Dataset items
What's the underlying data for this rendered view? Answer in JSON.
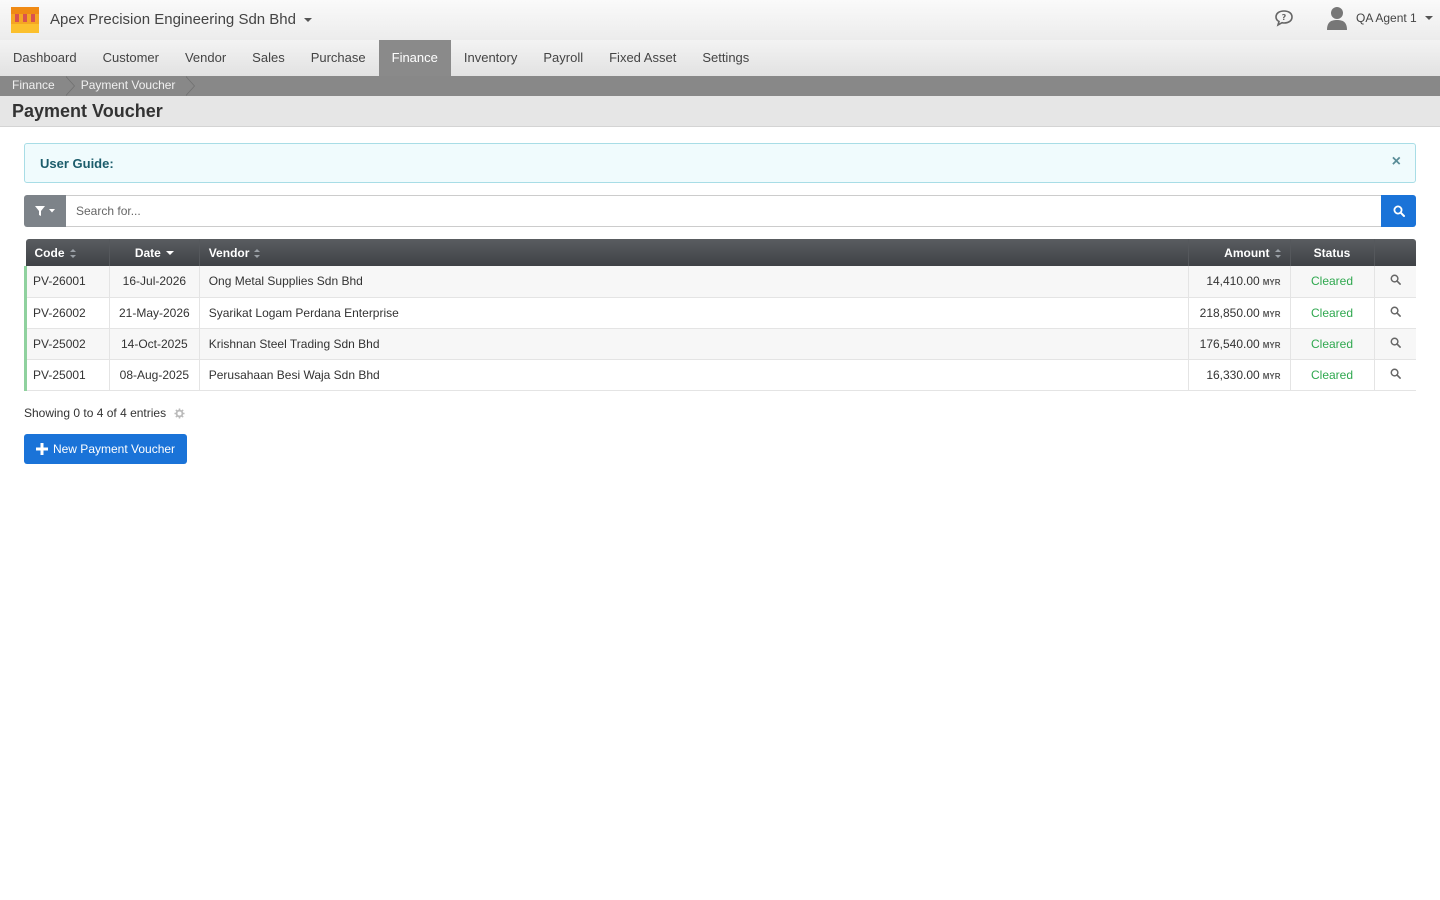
{
  "app": {
    "company_name": "Apex Precision Engineering Sdn Bhd",
    "user_name": "QA Agent 1"
  },
  "nav": {
    "items": [
      {
        "label": "Dashboard"
      },
      {
        "label": "Customer"
      },
      {
        "label": "Vendor"
      },
      {
        "label": "Sales"
      },
      {
        "label": "Purchase"
      },
      {
        "label": "Finance",
        "active": true
      },
      {
        "label": "Inventory"
      },
      {
        "label": "Payroll"
      },
      {
        "label": "Fixed Asset"
      },
      {
        "label": "Settings"
      }
    ]
  },
  "breadcrumb": [
    "Finance",
    "Payment Voucher"
  ],
  "page": {
    "title": "Payment Voucher"
  },
  "guide": {
    "title": "User Guide:",
    "close": "×"
  },
  "search": {
    "placeholder": "Search for..."
  },
  "table": {
    "columns": {
      "code": "Code",
      "date": "Date",
      "vendor": "Vendor",
      "amount": "Amount",
      "status": "Status"
    },
    "rows": [
      {
        "code": "PV-26001",
        "date": "16-Jul-2026",
        "vendor": "Ong Metal Supplies Sdn Bhd",
        "amount": "14,410.00",
        "currency": "MYR",
        "status": "Cleared"
      },
      {
        "code": "PV-26002",
        "date": "21-May-2026",
        "vendor": "Syarikat Logam Perdana Enterprise",
        "amount": "218,850.00",
        "currency": "MYR",
        "status": "Cleared"
      },
      {
        "code": "PV-25002",
        "date": "14-Oct-2025",
        "vendor": "Krishnan Steel Trading Sdn Bhd",
        "amount": "176,540.00",
        "currency": "MYR",
        "status": "Cleared"
      },
      {
        "code": "PV-25001",
        "date": "08-Aug-2025",
        "vendor": "Perusahaan Besi Waja Sdn Bhd",
        "amount": "16,330.00",
        "currency": "MYR",
        "status": "Cleared"
      }
    ]
  },
  "footer": {
    "showing": "Showing 0 to 4 of 4 entries"
  },
  "actions": {
    "new_button": "New Payment Voucher"
  },
  "colors": {
    "accent": "#1a73d8",
    "status_cleared": "#2fa84f",
    "active_nav": "#8a8a8a"
  },
  "icons": [
    "logo-icon",
    "chevron-down-icon",
    "chat-icon",
    "user-icon",
    "filter-icon",
    "search-icon",
    "sort-icon",
    "magnifier-icon",
    "cog-icon",
    "plus-icon",
    "close-icon"
  ]
}
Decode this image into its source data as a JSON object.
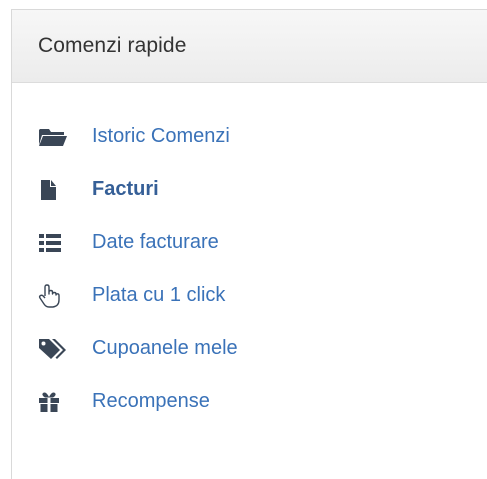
{
  "panel": {
    "title": "Comenzi rapide"
  },
  "menu": {
    "items": [
      {
        "label": "Istoric Comenzi",
        "icon": "folder-open-icon",
        "active": false
      },
      {
        "label": "Facturi",
        "icon": "file-icon",
        "active": true
      },
      {
        "label": "Date facturare",
        "icon": "list-icon",
        "active": false
      },
      {
        "label": "Plata cu 1 click",
        "icon": "hand-pointer-icon",
        "active": false
      },
      {
        "label": "Cupoanele mele",
        "icon": "tags-icon",
        "active": false
      },
      {
        "label": "Recompense",
        "icon": "gift-icon",
        "active": false
      }
    ]
  },
  "colors": {
    "link": "#3a72b8",
    "active_link": "#355f97",
    "icon": "#3a4656",
    "header_bg": "#efefef",
    "border": "#d9d9d9"
  }
}
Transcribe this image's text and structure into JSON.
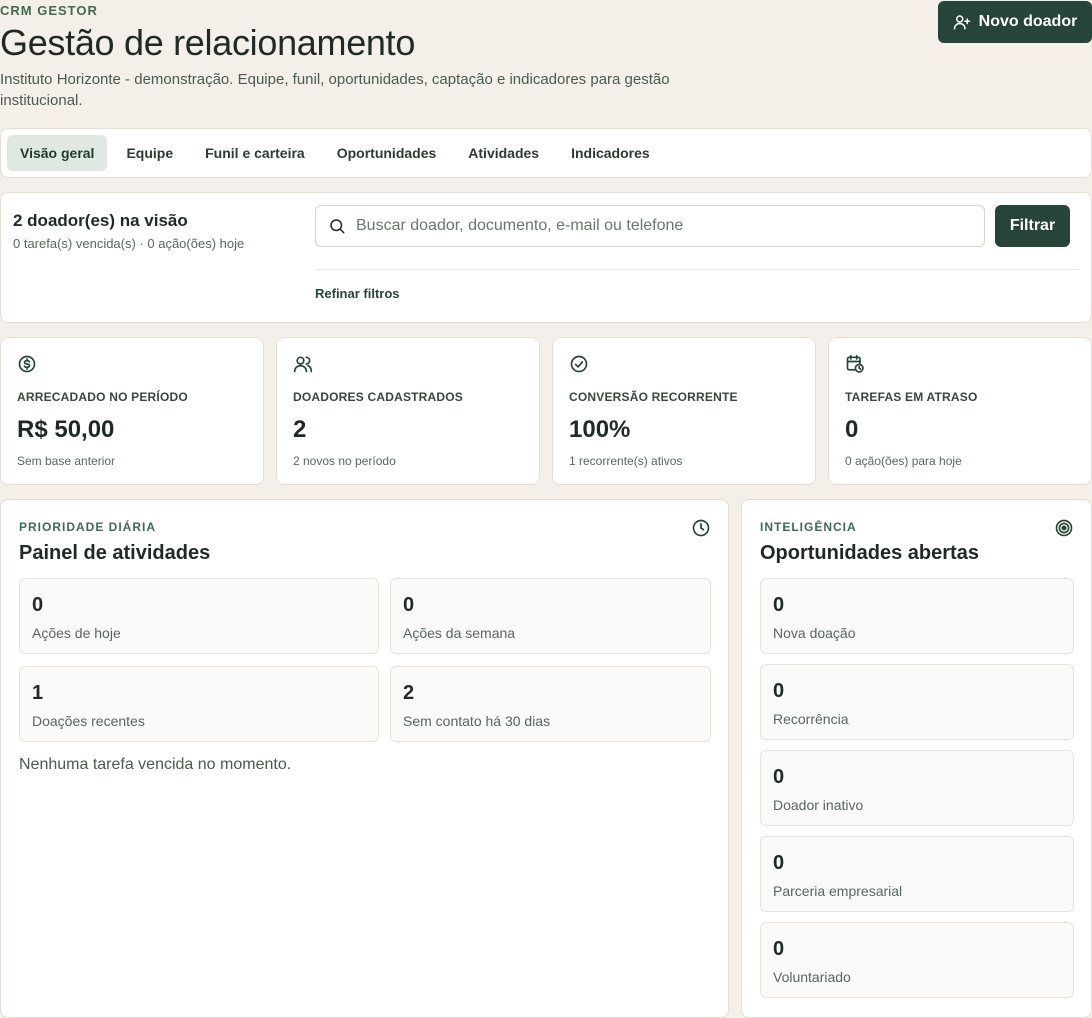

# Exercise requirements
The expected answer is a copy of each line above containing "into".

# Response box
Decode this image into its source data as a JSON object.
Transcribe this image's text and structure into JSON.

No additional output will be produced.